Producers of biofuels like biodiesel have a major player in their corner now that the U.S. Navy announced on December 11th that it is going to starting buying and using bulk biofuels in mid-2015. The Navy and the Department of Agriculture will put out a solicitation for bullk biofuel in 2014, aiming to start using it across the fleet the following year.
All of this follows years of experiments by the Navy on planes and ships running on biofuels. The biofuel that the Navy is planning to purchase is classified as an "advanced drop-in fuel" to be blended with the Navy's existing diesel and gasoline, to make a fuel blend suitable for use in ships and airplanes.
How Much Will This Cost?
The military's flirtations with biofuels have its supporters (environmentalists and U.S. domestic farmers wo trumpet the energy independence and jobs created in mid-American farming) but also its detractors.

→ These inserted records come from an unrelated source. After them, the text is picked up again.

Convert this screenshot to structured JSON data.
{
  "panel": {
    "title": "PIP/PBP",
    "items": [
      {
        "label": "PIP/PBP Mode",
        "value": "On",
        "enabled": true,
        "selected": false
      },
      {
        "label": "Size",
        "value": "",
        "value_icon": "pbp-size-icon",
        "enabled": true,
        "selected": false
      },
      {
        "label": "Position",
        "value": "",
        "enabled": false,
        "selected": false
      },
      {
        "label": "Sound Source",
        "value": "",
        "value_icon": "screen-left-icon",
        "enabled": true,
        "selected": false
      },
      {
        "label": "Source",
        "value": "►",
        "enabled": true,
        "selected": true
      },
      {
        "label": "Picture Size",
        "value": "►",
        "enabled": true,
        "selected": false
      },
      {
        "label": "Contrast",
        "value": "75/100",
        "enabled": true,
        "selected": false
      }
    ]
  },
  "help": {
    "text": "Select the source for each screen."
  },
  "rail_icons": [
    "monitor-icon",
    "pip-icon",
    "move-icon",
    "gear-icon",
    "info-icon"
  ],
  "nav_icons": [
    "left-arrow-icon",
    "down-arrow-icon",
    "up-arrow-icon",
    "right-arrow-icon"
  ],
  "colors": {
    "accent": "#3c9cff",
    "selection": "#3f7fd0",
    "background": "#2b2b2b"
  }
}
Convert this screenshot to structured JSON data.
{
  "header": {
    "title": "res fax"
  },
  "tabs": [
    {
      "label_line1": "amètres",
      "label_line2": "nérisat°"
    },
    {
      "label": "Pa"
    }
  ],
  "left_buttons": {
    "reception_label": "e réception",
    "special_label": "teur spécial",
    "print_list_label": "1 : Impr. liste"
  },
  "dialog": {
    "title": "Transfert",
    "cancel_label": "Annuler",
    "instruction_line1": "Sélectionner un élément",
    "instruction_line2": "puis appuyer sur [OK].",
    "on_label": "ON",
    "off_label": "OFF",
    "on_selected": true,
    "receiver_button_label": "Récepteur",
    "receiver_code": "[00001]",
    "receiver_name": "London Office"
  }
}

Critics of the Navy's plans invariably point to price. We wrote a blog back in March when the Navy spent $12 million on biofuels for a military exercise in the Pacific Rim, when conventional fuel would have cost less than $2 million for the same job.
So cost becomes the big factor in this. And this is where assumptions might be sink or swim.
The Navy is proceeding with this planned fuel purchase and integration under the assumption that by 2016, biofuel prices will have dropped to less than $4.00 a gallon. But what if they haven't? There have been lots of assumptions and optimistic projections that rely on the future being rosier than the present. It appears the Navy is hoping that to be true again, this time.